* _AIM OF THE EXERCISE_
The data beneath this task is to be duplicated exactly, in its entirety.

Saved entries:

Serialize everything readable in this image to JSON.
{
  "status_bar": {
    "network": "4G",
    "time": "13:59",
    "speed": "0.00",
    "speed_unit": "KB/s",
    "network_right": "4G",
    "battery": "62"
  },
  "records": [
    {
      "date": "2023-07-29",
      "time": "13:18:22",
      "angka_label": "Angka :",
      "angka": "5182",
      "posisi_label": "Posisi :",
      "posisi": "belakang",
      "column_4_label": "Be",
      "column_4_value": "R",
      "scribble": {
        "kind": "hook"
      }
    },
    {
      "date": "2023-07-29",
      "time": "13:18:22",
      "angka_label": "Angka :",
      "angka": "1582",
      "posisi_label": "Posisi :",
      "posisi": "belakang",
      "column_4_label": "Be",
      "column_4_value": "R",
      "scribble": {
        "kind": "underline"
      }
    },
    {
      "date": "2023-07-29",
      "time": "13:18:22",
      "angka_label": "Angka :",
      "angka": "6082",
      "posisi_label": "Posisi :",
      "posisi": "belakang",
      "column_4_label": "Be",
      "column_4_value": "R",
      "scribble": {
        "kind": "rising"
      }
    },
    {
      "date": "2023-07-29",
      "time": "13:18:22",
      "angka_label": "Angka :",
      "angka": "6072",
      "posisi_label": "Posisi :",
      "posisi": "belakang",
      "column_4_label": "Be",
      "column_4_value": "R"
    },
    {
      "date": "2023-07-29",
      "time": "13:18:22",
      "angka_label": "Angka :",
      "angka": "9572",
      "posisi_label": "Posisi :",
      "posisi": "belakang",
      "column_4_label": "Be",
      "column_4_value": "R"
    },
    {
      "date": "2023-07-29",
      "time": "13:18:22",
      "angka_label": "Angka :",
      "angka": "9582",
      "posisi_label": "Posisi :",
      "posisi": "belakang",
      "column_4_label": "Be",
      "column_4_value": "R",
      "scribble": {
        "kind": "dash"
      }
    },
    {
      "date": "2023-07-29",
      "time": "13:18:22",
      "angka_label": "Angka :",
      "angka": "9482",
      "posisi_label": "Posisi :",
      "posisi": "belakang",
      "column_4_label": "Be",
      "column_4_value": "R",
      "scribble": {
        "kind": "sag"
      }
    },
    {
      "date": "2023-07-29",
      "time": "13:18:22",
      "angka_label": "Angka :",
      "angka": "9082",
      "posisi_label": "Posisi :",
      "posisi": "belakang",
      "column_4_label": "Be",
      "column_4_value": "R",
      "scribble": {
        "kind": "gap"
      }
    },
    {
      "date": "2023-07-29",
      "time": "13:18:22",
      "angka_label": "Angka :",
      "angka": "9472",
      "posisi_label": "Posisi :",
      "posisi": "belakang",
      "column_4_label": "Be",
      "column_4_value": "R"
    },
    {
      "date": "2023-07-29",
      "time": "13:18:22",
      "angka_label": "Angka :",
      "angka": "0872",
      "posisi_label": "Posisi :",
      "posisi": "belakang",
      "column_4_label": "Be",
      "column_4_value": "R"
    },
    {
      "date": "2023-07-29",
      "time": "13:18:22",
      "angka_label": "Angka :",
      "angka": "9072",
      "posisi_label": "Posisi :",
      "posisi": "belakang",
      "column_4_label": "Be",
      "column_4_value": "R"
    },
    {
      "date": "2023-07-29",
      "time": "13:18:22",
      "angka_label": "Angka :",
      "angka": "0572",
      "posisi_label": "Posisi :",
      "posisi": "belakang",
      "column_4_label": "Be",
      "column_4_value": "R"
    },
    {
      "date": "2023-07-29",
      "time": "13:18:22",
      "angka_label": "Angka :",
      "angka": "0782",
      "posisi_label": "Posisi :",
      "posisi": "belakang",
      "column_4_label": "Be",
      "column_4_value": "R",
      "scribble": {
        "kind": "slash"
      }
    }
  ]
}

* _TASK OUTPUT_
Serialize everything readable in this image to JSON.
{
  "status_bar": {
    "network": "4G",
    "time": "13:59",
    "speed": "0.00",
    "speed_unit": "KB/s",
    "network_right": "4G",
    "battery": "62"
  },
  "records": [
    {
      "date": "2023-07-29",
      "time": "13:18:22",
      "angka_label": "Angka :",
      "angka": "5182",
      "posisi_label": "Posisi :",
      "posisi": "belakang",
      "column_4_label": "Be",
      "column_4_value": "R",
      "scribble": {
        "kind": "hook"
      }
    },
    {
      "date": "2023-07-29",
      "time": "13:18:22",
      "angka_label": "Angka :",
      "angka": "1582",
      "posisi_label": "Posisi :",
      "posisi": "belakang",
      "column_4_label": "Be",
      "column_4_value": "R",
      "scribble": {
        "kind": "underline"
      }
    },
    {
      "date": "2023-07-29",
      "time": "13:18:22",
      "angka_label": "Angka :",
      "angka": "6082",
      "posisi_label": "Posisi :",
      "posisi": "belakang",
      "column_4_label": "Be",
      "column_4_value": "R",
      "scribble": {
        "kind": "rising"
      }
    },
    {
      "date": "2023-07-29",
      "time": "13:18:22",
      "angka_label": "Angka :",
      "angka": "6072",
      "posisi_label": "Posisi :",
      "posisi": "belakang",
      "column_4_label": "Be",
      "column_4_value": "R"
    },
    {
      "date": "2023-07-29",
      "time": "13:18:22",
      "angka_label": "Angka :",
      "angka": "9572",
      "posisi_label": "Posisi :",
      "posisi": "belakang",
      "column_4_label": "Be",
      "column_4_value": "R"
    },
    {
      "date": "2023-07-29",
      "time": "13:18:22",
      "angka_label": "Angka :",
      "angka": "9582",
      "posisi_label": "Posisi :",
      "posisi": "belakang",
      "column_4_label": "Be",
      "column_4_value": "R",
      "scribble": {
        "kind": "dash"
      }
    },
    {
      "date": "2023-07-29",
      "time": "13:18:22",
      "angka_label": "Angka :",
      "angka": "9482",
      "posisi_label": "Posisi :",
      "posisi": "belakang",
      "column_4_label": "Be",
      "column_4_value": "R",
      "scribble": {
        "kind": "sag"
      }
    },
    {
      "date": "2023-07-29",
      "time": "13:18:22",
      "angka_label": "Angka :",
      "angka": "9082",
      "posisi_label": "Posisi :",
      "posisi": "belakang",
      "column_4_label": "Be",
      "column_4_value": "R",
      "scribble": {
        "kind": "gap"
      }
    },
    {
      "date": "2023-07-29",
      "time": "13:18:22",
      "angka_label": "Angka :",
      "angka": "9472",
      "posisi_label": "Posisi :",
      "posisi": "belakang",
      "column_4_label": "Be",
      "column_4_value": "R"
    },
    {
      "date": "2023-07-29",
      "time": "13:18:22",
      "angka_label": "Angka :",
      "angka": "0872",
      "posisi_label": "Posisi :",
      "posisi": "belakang",
      "column_4_label": "Be",
      "column_4_value": "R"
    },
    {
      "date": "2023-07-29",
      "time": "13:18:22",
      "angka_label": "Angka :",
      "angka": "9072",
      "posisi_label": "Posisi :",
      "posisi": "belakang",
      "column_4_label": "Be",
      "column_4_value": "R"
    },
    {
      "date": "2023-07-29",
      "time": "13:18:22",
      "angka_label": "Angka :",
      "angka": "0572",
      "posisi_label": "Posisi :",
      "posisi": "belakang",
      "column_4_label": "Be",
      "column_4_value": "R"
    },
    {
      "date": "2023-07-29",
      "time": "13:18:22",
      "angka_label": "Angka :",
      "angka": "0782",
      "posisi_label": "Posisi :",
      "posisi": "belakang",
      "column_4_label": "Be",
      "column_4_value": "R",
      "scribble": {
        "kind": "slash"
      }
    }
  ]
}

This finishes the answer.